On Saturday, we took in the Square Roots Festival, one of many street fests around Chicago. This one, near Lincoln Square on the block that includes the Old Town School of Folk Music, featured music on four stages more or less simultaneously. First up for us was a charming performance inside the Old Town School by student musicians of all ages. Steve Dawson (center in photo) of the fine Chicago-based band Dolly Varden led the mysteriously named RPA Ensemble through a songbook of pop music, from Paul Simon’s “American Tune” and the Turtles’ “Happy Together” to the Kinks’ “Sunny Afternoon.”
The group of more than a dozen guitarists plus a drummer/trumpeter, pianist and bassist were totally charming and pleased, as Dawson quipped, to be playing for an audience that outnumbered them.
Next up on the sunbaked North Stage was transplanted Welshman Jon Langford and Skull Orchard, featuring Langford’s fellow Waco Brother Alan Doughty on bass, for a sweat-pouring set of punk-fueled rock ‘n’ roll. The loquacious Langord had fun introducing each song, including “Tom Jones Levitation” and “The Butter Song.”
We wished we could have stayed longer, but we wanted to head up the street to the South Stage to catch Gangstagrass, the wild and wonderfully named group that has welded a five-piece bluegrass band to a pair of beat-bearing rappers. The idea is inspired, and so is the result, as a large crowd swayed, dance and clapped along.
If you don’t know the band but you watch Timothy Olyphant’s new-school Western “Justified” on TV, then you do know Gangstagrass: The theme song is “Long Hard Times to Come” featuring rapper T.O.N.E-z from the band’s debut CD, “Lightning on the Strings, Thunder on the Mic.”
Of course, they didn’t play it Saturday, but the mix of original songs/raps with bluegrass classics, including “Will the Circle Be Unbroken,” created an incredibly infectious groove.
And the band’s new CD is called “Rappalachia.” How perfect is that?

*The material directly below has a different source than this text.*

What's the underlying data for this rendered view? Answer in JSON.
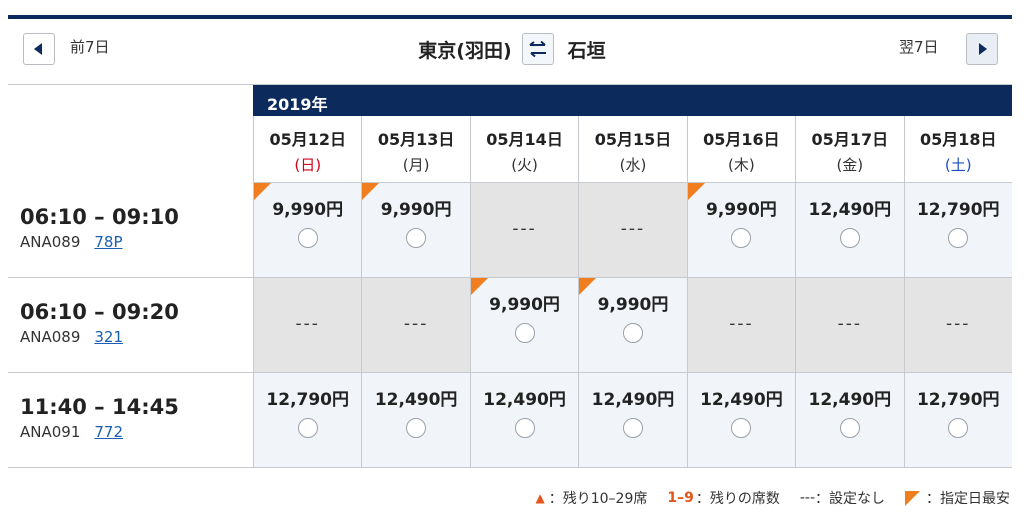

On Sunday, we took a more reasonable six-hour drive back to St. Louis and rolled home just in time to change clothes, grab a notebook and race downtown to the Peabody Opera House to catch Ian Anderson (a show I reviewed here for the St. Louis Post-Dispatch).
The Jethro Tull frontman is touring with a fabulous band behind “Thick as a Brick,” performing the classic original from 1972 and the solo “Thick as a Brick 2” released last year. It was a stunning show in almost every way, and it was the best sounding rock concert I’ve ever heard.
Anderson was ably abetted by drummer Scott Hammond, guitarist Florian Ophale, and recent Tull hands David Goodier on bass and bandleader John O’Hara on keyboards. Also on board was Ryan O’Donnell, a British singer and actor whose voice is very similar to Anderson’s and gives the 65-year-old musician a break and the freedom to play the flute parts as recorded.
The encore of Jethro Tull’s “Locomotive Breath,” a song about society run amok that was a fitting capper to a night’s worth of musical contemplation of love, war, greed, sin and our place in a chaotic world.